Passing along Norwegian Traditions

^^ Greta’s face in this is priceless! Sheer jealousy. 😉 ^^

You’re probably wondering why I wear this dress every year around Christmas… And why it is so special to me! Both my Mormor and Poppy Per (my Dad’s parents) are from Norway. They immigrated to the United States in 1948, and this is where they found love, got married, and started a family together. Although they were proud to be American, they taught all of us, their grandchildren, to be proud of our Norwegian heritage. They instilled traditions like baking Norwegian goodies, eating traditional food, and wearing the traditional dress, called ‘bunad’. I have worn a bunad every Christmas Eve since I was a baby. My parents brought this bunad home from Norway when I was ten, and I have refused to grow out of it ever since! Ha! It has all sorts of safety pins in it, especially this year because, HELLO POSTPARTUM! Speaking of babies… I was seriously giddy dressing Lucy and Greta in their bunads this year. Don’t they look like they are straight out of a fairytale!? It brings back so many memories of my own childhood, and the magical feeling of Christmas.

Christmas has always been a magical time of the year for me, but this year we are opening a new chapter, and my heart is aching. As you may know from previous posts, my Poppy Per passed away this year. So this will be the first Christmas that both of my Grandparents won’t be here. Every Christmas Eve we have celebrated with all our extended family, to gather around a giant table for a Norwegian feast. It was so magical with everyone dressed up in their bunads, singing songs around the table, and a Christmas program read by my Poppy in his cute accent. It was my favorite part about Christmas, and I have a big lump in my throat thinking that we won’t be doing that anymore. I’m feeling especially sensitive because their house sold today, and it’s weird to think of a different family moving into that home where we all used to gather. My sister Heather said it best, “Just because a chapter is closed, doesn’t mean that we can’t peek back through it’s pages.” – I will forever cherish the memories of reading about baby Jesus, running around with my cousins, finding the almond in the rice pudding, and looking out those big back windows for Santa in the sky! I have to remind myself that it wasn’t the house that made everything so special, but it was the people in it. This year will be very different, but I’m looking forward to passing along these traditions, and making Christmas magical for my own children. It’s bringing me back to the true meaning of Christmas. I’m reflecting on how thankful I am that families are forever, and of the love that our Savior has for each of us!

Shoes: Madewell
Photos by Alisha Gregson



  1. JoAnn Devine
    December 12, 2016 / 10:39 am

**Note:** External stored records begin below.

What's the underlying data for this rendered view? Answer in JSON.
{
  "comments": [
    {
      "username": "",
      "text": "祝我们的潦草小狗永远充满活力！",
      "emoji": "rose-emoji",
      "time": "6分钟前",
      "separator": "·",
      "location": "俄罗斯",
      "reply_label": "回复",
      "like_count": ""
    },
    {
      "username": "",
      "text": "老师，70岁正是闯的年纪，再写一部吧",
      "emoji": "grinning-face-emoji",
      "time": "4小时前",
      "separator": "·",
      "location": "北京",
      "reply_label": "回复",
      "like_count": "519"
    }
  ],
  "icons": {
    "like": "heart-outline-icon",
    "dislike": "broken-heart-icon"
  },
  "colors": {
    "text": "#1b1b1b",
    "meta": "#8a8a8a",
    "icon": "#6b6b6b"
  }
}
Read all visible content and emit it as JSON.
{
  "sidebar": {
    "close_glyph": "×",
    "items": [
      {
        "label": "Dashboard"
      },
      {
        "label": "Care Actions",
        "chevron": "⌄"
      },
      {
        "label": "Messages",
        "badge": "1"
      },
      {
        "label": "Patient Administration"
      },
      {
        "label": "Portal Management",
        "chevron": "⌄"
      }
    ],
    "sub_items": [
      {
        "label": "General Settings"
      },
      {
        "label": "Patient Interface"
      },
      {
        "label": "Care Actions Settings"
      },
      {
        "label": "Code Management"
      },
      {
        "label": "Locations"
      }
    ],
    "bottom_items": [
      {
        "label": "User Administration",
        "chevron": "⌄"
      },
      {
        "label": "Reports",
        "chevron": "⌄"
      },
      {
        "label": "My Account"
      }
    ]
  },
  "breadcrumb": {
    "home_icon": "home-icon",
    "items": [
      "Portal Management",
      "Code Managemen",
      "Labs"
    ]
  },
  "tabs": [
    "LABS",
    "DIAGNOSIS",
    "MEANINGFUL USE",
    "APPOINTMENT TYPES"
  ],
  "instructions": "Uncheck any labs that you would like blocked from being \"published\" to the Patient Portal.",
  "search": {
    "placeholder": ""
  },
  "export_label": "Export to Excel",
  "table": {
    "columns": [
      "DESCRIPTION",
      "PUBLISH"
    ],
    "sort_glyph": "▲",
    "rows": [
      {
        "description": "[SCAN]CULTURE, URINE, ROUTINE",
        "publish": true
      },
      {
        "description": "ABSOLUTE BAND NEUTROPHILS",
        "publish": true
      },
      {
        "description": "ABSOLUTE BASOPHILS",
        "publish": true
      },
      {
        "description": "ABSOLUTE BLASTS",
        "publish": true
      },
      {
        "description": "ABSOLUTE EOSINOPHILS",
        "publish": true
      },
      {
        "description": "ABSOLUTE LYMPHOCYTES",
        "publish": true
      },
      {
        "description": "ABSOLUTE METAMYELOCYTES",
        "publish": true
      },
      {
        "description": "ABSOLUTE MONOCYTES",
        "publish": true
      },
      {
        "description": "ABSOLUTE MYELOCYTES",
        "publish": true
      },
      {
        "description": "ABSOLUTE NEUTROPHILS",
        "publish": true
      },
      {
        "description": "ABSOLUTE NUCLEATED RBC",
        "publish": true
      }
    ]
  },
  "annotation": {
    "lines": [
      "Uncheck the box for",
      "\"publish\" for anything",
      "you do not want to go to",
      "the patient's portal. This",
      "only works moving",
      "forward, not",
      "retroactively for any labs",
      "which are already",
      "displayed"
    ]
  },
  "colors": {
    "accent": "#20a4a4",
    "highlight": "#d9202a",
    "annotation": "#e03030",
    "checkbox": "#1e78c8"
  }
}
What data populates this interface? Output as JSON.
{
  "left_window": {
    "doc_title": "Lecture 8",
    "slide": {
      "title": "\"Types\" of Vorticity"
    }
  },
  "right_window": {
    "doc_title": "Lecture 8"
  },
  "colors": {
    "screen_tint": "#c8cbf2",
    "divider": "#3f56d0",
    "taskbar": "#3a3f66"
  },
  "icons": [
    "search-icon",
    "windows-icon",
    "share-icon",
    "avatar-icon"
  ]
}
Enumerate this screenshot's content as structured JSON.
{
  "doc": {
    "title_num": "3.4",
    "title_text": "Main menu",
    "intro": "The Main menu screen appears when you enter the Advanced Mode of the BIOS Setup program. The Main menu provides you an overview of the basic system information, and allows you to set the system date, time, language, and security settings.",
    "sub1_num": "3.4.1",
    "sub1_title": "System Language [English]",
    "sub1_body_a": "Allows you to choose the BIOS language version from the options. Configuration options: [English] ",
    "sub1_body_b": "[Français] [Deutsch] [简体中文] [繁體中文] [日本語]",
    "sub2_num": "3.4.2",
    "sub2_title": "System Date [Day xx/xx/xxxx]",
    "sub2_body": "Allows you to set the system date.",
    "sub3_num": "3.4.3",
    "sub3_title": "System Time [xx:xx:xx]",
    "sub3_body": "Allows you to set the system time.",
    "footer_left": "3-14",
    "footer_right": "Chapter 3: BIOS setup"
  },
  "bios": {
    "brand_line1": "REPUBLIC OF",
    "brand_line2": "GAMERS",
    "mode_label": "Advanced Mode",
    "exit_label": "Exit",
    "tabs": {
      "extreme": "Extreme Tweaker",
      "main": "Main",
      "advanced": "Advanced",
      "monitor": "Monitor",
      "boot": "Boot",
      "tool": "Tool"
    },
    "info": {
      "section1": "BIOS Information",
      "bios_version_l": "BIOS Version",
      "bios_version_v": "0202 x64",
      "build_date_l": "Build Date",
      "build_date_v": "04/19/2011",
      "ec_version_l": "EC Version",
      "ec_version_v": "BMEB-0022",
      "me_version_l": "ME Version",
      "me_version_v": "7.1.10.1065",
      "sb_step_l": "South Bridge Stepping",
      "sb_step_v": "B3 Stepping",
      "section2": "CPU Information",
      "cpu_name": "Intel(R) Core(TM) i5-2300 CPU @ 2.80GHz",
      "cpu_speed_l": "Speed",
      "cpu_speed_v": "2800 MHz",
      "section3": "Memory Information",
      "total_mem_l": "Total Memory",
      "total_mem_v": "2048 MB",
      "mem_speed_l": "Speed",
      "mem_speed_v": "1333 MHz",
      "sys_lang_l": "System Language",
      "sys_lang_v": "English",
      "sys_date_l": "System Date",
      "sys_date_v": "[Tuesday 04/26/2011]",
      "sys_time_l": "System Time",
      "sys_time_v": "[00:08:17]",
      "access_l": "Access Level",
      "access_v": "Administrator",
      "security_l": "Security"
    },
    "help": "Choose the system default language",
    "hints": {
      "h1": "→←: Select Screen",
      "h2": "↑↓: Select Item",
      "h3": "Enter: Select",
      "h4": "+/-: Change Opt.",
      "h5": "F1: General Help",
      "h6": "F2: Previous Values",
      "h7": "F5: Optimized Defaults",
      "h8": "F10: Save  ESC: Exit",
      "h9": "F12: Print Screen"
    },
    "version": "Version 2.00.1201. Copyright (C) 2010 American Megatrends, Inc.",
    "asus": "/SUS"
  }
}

    I started following your blog, because I am also a Devine. How exciting to also see the connection to Norway. My grandparents also came from there nearly 100 years ago. We have many Norwegian Christmas traditions, in addition to all the wonderful baked goods I love making Flettehjerter (Woven Heart Baskets) for our tree.
    My husband and I went to Oslo and southern Norway near Arendal to see my family homes. While there it was so nice to see that Norwegians still dress in their local dress (including the beautiful wedding pins) for special occasions. God Jul to your family.

  2. December 12, 2016 / 11:09 am

    These pictures are so precious. Such a neat tradition and love the outfits!! ❤️❤️

  3. December 12, 2016 / 5:52 pm

    Oh I love this post and all the details about your Norwegian Christmases! I’ve wanted to know more about it. So sorry to hear about your grandpa, though. I lost mine four years ago and you’re right: it wasn’t the same without him there to play Christmas carols on his grand piano or any of the other special things. But I’m thankful for those wonderful memories. <3

  4. December 13, 2016 / 6:57 pm

    I love these photos so much! I have a Norwegian grandmother (although it was her great-grandparents who immigrated to America in the mid-1800’s – but we still make lefse & krumkakes every year at Christmastime.)

    Where did you get the little girl bunads? I have looked for one before but couldn’t find anywhere to buy, would love one for my daughter (would love one for myself too, but I have heard they are quite expensive.)

    What region of Norway does your bunad represent? My Norwegian ancestors came from Telemark & Hallingdal.

    • Michaela B
      December 28, 2016 / 3:33 pm

      I am wondering the same thing about where to buy the children’s bunads. In preparation for Syttn de Mai this year I resorted to buying some trimming and silver buttons from a Norwegian store in WI and am going to have my mom make it. We’ll see how they turn out!

Leave a Reply

Your email address will not be published. Required fields are marked *